In an aside, the world of juvenile self-publishing does seem to be a small one. I first saw this book on D. Robert Pease’s design website. He’s the one who created this incredible cover art. (He’s also the indie author of the very excellent book, Noah Zarc, which I loved. I have to get the newly released book two.) I remember being totally struck by this cover. But it wasn’t until I saw the book again, in a BookBub promotion, that I picked it up.

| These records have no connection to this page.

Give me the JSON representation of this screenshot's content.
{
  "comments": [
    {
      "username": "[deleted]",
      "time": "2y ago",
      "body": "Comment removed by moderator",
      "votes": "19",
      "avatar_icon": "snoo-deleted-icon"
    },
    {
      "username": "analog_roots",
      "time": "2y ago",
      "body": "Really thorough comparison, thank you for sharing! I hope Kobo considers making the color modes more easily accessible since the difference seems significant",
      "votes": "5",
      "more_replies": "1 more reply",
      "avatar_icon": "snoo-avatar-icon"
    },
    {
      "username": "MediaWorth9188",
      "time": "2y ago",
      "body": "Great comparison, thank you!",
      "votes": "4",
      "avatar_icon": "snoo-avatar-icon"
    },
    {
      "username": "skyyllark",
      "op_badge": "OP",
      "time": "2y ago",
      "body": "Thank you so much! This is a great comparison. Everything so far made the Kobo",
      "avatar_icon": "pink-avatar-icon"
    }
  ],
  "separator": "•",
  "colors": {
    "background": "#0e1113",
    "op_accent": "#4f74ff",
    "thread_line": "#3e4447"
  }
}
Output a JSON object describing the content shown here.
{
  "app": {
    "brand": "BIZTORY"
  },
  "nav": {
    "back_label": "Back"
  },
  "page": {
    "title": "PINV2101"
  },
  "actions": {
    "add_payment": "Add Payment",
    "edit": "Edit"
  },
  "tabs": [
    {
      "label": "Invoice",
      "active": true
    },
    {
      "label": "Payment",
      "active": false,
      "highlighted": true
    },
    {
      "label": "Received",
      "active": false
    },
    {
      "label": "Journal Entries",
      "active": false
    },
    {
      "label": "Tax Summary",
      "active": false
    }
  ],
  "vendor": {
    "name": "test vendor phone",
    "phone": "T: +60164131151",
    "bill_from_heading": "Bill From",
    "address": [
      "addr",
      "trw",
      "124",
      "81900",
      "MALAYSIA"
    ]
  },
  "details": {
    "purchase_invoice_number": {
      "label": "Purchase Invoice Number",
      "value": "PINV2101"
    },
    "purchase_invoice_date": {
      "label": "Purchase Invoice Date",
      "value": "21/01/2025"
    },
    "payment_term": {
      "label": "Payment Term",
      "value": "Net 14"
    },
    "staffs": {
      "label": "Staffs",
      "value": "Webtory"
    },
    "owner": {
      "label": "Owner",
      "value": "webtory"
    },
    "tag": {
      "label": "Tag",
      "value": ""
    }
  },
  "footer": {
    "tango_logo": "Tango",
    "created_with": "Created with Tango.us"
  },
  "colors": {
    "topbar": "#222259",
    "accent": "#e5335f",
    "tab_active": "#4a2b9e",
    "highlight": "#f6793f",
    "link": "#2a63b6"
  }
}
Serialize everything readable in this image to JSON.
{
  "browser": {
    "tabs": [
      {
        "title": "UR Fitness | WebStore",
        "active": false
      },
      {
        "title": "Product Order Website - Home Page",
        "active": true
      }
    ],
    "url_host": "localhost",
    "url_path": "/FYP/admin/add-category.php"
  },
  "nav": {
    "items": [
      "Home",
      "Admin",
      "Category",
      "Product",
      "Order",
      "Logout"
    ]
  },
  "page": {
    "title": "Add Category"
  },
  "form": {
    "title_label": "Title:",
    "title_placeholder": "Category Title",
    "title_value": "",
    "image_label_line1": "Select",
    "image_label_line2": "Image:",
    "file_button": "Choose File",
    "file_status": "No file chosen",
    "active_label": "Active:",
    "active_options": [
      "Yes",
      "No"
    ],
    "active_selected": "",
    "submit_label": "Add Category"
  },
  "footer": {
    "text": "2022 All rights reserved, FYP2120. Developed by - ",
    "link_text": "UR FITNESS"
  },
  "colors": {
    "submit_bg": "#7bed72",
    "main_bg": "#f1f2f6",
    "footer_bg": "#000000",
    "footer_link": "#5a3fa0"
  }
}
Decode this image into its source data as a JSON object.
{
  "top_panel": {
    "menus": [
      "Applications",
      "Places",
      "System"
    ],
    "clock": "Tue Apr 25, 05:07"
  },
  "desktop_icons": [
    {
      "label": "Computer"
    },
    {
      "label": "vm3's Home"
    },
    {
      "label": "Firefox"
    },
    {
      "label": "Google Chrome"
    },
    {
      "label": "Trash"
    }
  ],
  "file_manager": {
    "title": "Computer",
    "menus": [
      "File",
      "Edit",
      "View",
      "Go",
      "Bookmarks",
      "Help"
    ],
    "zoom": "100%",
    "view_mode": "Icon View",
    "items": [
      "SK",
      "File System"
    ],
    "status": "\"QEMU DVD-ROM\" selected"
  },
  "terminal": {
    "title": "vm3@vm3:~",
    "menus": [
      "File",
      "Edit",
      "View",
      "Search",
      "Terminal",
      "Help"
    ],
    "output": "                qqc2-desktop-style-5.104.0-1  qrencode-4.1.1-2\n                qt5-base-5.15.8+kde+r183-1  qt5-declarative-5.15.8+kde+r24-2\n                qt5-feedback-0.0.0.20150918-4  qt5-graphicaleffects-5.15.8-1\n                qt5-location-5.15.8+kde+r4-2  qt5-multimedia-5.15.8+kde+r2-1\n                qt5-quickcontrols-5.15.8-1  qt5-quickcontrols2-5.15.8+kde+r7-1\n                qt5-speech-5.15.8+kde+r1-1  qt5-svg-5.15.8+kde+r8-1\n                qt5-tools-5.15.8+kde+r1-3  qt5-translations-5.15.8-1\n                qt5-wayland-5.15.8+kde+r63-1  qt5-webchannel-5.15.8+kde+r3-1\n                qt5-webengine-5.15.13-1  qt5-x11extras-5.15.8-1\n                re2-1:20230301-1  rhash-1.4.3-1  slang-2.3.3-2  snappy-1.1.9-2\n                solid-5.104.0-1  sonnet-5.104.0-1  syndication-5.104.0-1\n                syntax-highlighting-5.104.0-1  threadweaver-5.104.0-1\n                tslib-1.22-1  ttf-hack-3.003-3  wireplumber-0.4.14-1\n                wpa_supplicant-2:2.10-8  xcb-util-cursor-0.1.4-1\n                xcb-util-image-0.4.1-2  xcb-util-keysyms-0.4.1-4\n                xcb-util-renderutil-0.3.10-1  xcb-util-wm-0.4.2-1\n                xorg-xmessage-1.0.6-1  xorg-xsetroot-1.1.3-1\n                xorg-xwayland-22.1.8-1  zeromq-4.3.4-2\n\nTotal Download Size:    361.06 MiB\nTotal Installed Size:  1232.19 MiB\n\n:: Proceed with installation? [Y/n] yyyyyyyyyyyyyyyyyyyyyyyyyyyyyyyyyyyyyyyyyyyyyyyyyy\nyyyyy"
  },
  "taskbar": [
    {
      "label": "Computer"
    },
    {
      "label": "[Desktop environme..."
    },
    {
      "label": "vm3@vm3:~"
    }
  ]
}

Open Minds has a dystopian feel to it. Kira lives in Chicago in a world very different from ours. Because of a mutation linked to chemicals in the water supply, people have developed the ability to communicate telepathically. The skill kicks in roughly with the onset of puberty, and the rare child who fails to develop it is destined for life as a zero, the bottom of society. Kira is one such child. By age 16, she still hasn’t changed to a reader. She’s become something far worse.
Kira is a mindjacker. She can control other people’s minds.
Kira’s confusion, anger, and fear draw us into her story. We learn about her new skill as she does. Fortunately, she has Simon, a classmate and fellow jacker who guides her development. Unfortunately, Simon carries an undercurrent of danger, a hint of the underworld. Kira can’t tell her family about her new abilities for fear of their safety. Neither does she tell Raf, her best friend, and their relationship fills with lies.
Then Kira learns there are far greater dangers when one is a jacker. And in a world that reads minds, a secret is a very difficult thing to keep.
Let me say again, this is a riveting read, one I highly, highly recommend. And I’m proud to say it’s written by an indie author who did an amazingly professional job. The huge popularity of the book is testament to that. I do have a few negatives to mention, though. First, the terminology alienated me in the beginning, but that was probably just me. I was overwhelmed by the new culture (slang/music) as well as new technology like “hydrocars” and “nove-fiber.” Also, the catalyst that prompted this monumental, worldwide mutation felt coincidental and insufficiently explained. Finally, the flow felt a little rushed in some places, particularly at the seams where hard-hitting scenes mesh together or when Kira is reflecting. The prose grows a little matter-of-fact in these few spots. I found myself wishing the author had lingered a little longer, fleshed these moments out, given us more detail to savor.
But don’t let my little quirks sway you from checking out Open Minds. (At .99 it’s a steal!) They certainly didn’t affect my five star rating. Rarely has a book mindjacked my attention like this one. The premise is wonderfully unique, the action fast and hard-hitting, the prose clearly and smoothly written. Details tuck into a tight, intelligent package. All around, it’s the best book I’ve read in a long time, Big Six offerings included. I’ve already downloaded book two.
Geared for a YA audience, but completely appropriate for 10+. I’d honor it with a Bookworm Blather Squeaky Award except for a few omg’s.